[Data excerpts]

^^^^^^^^

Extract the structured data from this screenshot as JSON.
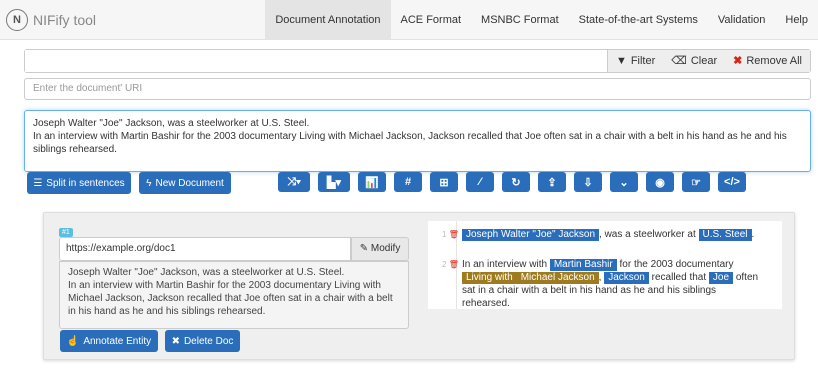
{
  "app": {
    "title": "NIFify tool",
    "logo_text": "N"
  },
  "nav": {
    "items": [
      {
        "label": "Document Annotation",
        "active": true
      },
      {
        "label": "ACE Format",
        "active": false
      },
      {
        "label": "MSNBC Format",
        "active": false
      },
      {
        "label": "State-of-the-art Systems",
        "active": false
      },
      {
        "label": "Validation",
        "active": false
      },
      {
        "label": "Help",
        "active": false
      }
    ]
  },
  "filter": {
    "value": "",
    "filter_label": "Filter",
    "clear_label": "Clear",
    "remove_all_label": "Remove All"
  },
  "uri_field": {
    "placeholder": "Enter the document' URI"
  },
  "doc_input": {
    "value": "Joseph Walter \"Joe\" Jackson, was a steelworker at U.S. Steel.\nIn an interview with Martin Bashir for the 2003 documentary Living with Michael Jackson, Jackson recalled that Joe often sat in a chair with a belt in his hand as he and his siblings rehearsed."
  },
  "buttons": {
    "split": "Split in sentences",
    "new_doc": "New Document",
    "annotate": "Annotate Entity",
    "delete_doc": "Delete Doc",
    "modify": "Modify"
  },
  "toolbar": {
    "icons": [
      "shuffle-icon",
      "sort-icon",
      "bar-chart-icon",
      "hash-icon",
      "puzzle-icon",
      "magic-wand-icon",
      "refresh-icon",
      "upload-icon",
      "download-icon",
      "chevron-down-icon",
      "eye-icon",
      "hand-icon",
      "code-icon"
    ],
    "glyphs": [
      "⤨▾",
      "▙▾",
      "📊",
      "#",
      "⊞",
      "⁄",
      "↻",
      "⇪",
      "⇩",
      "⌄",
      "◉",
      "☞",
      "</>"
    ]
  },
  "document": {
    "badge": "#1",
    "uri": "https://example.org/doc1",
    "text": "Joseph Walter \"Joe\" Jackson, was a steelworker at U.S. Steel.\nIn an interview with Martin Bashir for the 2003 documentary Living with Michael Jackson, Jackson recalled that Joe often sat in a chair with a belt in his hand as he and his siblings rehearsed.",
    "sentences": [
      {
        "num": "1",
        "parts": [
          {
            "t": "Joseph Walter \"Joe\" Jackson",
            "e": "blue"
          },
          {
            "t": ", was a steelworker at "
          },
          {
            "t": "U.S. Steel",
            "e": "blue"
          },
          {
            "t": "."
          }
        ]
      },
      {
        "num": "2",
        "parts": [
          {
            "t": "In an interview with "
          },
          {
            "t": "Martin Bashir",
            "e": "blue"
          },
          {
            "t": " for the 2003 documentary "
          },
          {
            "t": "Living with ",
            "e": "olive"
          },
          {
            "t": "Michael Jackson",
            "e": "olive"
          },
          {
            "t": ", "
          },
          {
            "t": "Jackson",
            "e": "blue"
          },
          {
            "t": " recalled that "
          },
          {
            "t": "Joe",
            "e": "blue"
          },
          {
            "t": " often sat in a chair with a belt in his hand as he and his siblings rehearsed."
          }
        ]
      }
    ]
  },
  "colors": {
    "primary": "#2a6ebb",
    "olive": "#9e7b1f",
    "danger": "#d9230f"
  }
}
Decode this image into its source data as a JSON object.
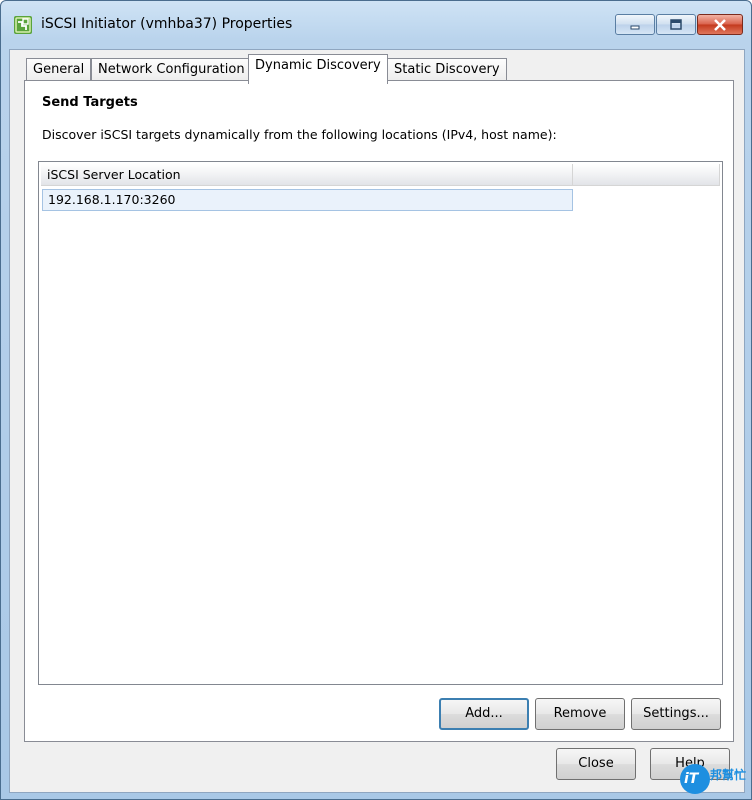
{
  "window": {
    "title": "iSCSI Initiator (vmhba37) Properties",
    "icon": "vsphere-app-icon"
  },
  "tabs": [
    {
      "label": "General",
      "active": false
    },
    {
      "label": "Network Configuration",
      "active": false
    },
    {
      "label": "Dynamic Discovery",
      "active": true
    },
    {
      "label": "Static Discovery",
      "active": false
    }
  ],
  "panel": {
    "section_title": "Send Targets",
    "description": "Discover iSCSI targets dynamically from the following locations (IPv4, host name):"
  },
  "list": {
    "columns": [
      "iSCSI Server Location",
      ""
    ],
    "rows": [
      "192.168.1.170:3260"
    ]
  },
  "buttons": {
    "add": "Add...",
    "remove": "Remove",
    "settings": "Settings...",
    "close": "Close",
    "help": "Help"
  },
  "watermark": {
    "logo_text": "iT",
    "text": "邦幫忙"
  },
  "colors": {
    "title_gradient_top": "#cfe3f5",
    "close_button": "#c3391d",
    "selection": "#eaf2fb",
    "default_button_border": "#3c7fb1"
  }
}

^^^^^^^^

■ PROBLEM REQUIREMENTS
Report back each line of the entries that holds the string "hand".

■ PROBLEM SOLUTION
    "value": "Joseph Walter \"Joe\" Jackson, was a steelworker at U.S. Steel.\nIn an interview with Martin Bashir for the 2003 documentary Living with Michael Jackson, Jackson recalled that Joe often sat in a chair with a belt in his hand as he and his siblings rehearsed."
      "hand-icon",
    "text": "Joseph Walter \"Joe\" Jackson, was a steelworker at U.S. Steel.\nIn an interview with Martin Bashir for the 2003 documentary Living with Michael Jackson, Jackson recalled that Joe often sat in a chair with a belt in his hand as he and his siblings rehearsed.",
            "t": " often sat in a chair with a belt in his hand as he and his siblings rehearsed."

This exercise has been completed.